### REQUIRED ACTION
This exercise calls for every line of the listing below that contains the word "tagline".

### RECORDED INFORMATION
------------------------------------------------------------
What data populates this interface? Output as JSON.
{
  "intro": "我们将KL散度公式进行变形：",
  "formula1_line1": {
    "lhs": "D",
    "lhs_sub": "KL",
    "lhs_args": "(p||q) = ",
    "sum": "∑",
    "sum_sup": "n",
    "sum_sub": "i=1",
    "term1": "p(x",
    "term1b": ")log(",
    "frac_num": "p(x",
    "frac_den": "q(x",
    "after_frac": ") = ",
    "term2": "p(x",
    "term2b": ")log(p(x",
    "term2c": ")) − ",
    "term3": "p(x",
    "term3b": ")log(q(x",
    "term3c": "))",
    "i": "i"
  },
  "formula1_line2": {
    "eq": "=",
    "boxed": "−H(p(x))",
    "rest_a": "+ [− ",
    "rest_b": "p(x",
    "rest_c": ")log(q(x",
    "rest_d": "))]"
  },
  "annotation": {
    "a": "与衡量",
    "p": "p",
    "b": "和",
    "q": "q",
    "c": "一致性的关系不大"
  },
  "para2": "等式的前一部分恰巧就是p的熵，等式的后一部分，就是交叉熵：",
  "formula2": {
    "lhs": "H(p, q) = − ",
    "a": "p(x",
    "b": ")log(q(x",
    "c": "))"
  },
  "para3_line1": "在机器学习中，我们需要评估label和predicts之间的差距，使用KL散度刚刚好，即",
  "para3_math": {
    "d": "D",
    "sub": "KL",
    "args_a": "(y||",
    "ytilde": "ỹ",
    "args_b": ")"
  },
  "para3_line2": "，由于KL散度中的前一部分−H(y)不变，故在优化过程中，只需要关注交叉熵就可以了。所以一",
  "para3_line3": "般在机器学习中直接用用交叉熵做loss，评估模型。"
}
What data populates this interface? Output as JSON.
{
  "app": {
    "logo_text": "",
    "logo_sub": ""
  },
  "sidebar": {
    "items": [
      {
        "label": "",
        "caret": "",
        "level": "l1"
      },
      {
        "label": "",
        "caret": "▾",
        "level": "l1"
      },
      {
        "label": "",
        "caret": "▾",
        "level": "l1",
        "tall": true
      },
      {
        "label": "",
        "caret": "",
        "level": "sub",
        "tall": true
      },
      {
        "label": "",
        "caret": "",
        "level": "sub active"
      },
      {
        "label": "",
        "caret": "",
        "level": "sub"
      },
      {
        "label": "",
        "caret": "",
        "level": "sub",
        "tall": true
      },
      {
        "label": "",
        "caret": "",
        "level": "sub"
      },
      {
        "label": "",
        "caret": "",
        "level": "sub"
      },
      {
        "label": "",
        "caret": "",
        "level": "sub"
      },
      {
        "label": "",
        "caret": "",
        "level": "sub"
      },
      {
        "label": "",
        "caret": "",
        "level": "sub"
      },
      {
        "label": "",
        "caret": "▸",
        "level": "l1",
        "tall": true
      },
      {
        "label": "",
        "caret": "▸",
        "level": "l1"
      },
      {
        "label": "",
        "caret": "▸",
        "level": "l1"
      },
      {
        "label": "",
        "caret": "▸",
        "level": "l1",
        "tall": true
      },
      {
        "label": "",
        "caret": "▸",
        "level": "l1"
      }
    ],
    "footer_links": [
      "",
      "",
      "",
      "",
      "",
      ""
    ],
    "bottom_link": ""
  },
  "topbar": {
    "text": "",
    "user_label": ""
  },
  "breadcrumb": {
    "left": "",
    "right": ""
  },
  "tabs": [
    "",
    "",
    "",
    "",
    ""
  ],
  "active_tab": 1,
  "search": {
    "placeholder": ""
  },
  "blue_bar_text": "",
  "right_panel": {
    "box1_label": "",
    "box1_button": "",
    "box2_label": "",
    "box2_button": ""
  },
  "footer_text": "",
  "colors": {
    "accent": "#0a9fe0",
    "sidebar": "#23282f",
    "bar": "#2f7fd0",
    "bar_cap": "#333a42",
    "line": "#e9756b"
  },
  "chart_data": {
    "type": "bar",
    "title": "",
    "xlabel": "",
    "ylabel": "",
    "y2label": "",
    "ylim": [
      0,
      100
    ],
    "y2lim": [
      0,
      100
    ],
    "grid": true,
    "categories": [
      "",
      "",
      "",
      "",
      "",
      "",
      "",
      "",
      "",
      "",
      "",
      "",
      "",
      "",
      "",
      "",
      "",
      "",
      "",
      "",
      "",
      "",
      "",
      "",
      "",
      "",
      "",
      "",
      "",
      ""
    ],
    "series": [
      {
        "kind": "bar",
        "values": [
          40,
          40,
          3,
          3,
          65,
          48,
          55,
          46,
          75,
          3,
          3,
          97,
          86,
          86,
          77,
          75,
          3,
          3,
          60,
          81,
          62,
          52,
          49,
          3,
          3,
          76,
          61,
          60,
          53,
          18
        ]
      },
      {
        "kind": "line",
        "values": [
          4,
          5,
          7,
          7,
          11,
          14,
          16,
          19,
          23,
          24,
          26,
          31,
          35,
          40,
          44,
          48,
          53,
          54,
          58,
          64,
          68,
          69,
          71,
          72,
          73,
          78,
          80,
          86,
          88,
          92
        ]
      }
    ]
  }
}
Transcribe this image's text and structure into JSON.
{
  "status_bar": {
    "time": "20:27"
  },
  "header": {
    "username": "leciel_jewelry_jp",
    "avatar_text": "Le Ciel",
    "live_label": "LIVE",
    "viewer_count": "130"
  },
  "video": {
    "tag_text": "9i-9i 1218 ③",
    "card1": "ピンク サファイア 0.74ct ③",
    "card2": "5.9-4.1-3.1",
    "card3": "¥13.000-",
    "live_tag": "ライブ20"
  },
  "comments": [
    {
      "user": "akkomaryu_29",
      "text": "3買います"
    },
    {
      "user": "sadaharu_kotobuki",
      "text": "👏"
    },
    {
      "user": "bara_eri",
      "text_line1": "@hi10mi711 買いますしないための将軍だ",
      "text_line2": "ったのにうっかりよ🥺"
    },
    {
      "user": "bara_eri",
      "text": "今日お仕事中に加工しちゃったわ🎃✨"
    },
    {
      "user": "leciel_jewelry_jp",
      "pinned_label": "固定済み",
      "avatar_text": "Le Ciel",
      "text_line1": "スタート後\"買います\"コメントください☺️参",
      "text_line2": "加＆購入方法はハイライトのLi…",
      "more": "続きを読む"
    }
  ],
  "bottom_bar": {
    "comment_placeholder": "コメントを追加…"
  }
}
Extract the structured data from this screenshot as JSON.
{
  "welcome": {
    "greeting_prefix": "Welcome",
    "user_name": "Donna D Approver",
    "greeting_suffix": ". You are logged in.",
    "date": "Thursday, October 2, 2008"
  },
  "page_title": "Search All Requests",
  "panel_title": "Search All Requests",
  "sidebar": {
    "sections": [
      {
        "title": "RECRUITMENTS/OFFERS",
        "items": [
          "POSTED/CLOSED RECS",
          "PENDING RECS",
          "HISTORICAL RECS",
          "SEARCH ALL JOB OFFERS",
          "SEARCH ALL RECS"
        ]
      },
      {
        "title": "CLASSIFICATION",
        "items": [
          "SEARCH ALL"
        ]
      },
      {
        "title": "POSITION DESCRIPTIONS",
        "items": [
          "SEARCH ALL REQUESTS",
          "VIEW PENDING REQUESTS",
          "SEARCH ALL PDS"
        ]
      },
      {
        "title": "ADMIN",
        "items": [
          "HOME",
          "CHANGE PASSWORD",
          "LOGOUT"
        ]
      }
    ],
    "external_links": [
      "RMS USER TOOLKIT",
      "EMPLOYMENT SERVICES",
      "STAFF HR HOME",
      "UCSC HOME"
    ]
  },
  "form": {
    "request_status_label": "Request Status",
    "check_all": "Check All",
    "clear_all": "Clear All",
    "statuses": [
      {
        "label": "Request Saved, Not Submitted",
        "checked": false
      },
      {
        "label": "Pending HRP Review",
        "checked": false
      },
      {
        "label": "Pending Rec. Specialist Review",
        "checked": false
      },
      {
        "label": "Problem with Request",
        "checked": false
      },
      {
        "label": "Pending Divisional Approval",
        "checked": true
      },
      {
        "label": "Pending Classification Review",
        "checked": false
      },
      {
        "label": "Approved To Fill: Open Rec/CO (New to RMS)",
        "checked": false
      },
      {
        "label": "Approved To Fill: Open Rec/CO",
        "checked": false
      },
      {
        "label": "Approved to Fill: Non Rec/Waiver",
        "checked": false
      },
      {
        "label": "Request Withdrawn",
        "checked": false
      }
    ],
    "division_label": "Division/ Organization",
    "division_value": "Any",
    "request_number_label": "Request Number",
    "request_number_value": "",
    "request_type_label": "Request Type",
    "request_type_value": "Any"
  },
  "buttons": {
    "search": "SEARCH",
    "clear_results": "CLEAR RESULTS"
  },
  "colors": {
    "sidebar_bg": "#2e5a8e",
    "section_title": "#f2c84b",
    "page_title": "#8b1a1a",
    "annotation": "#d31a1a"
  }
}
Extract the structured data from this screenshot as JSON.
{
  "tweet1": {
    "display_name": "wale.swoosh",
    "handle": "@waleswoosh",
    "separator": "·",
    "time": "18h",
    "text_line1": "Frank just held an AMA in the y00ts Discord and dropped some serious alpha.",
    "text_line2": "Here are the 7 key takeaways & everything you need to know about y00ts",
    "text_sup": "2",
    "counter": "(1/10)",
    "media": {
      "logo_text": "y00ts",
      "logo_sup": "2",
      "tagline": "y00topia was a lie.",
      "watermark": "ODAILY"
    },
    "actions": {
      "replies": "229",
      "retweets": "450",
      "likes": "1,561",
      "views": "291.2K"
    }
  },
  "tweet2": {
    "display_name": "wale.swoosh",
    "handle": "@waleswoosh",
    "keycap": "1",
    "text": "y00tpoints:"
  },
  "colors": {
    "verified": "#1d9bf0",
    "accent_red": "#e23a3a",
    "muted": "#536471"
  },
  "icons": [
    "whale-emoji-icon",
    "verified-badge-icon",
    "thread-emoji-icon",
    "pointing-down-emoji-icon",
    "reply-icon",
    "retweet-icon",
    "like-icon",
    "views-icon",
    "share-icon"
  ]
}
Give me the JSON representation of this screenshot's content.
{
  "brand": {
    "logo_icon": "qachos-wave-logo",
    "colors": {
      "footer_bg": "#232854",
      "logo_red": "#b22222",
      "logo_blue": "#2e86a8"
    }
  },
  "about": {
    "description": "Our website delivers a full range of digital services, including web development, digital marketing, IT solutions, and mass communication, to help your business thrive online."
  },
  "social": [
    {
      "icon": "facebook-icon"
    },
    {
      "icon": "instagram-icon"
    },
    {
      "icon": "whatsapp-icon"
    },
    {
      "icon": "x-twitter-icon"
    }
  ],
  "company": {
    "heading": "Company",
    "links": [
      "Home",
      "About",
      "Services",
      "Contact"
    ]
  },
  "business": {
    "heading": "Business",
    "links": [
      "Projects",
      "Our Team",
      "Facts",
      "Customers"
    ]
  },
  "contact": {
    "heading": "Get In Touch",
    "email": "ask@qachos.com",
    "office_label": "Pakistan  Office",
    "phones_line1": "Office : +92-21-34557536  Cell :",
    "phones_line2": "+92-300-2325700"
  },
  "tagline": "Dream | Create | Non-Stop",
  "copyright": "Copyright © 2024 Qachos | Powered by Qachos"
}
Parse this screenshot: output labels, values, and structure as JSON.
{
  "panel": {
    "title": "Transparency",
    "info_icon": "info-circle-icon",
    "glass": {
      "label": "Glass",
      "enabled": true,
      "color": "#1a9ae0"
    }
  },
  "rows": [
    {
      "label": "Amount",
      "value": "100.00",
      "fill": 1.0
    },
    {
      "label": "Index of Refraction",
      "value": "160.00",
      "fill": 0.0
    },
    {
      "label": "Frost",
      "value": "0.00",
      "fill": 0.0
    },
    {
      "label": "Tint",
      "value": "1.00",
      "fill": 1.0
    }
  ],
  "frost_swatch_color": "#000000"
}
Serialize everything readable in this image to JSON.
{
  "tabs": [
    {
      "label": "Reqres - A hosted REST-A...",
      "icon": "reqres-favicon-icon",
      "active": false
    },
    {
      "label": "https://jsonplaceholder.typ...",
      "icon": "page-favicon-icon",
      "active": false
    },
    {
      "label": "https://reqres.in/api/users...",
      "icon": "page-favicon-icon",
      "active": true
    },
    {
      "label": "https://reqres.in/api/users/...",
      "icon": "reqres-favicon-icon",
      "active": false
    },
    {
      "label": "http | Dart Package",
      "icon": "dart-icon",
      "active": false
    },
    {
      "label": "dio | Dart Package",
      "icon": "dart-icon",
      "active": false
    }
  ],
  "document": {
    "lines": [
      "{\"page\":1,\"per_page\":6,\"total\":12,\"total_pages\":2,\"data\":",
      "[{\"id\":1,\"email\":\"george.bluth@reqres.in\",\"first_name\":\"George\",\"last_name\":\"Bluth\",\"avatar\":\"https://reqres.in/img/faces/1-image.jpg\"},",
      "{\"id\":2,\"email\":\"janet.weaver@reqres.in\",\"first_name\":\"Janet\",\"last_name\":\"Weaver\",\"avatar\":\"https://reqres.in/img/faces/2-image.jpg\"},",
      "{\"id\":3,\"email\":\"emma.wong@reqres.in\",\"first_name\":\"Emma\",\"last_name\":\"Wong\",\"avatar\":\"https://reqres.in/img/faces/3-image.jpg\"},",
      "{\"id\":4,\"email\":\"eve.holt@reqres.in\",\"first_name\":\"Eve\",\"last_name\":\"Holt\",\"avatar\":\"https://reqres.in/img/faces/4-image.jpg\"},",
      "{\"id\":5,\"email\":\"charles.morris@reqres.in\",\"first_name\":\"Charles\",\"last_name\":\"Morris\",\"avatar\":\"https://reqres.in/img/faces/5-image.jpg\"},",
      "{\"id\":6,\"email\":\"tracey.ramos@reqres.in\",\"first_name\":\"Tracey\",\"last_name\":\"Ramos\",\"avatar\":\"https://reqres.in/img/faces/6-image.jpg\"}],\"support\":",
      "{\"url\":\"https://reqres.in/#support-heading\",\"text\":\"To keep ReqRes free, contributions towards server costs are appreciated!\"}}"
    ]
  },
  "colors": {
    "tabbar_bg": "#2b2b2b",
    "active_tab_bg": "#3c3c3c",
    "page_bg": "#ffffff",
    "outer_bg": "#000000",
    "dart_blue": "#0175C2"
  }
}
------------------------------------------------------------
### ANSWER TO THIS PROBLEM
      "tagline": "y00topia was a lie.",
  "tagline": "Dream | Create | Non-Stop",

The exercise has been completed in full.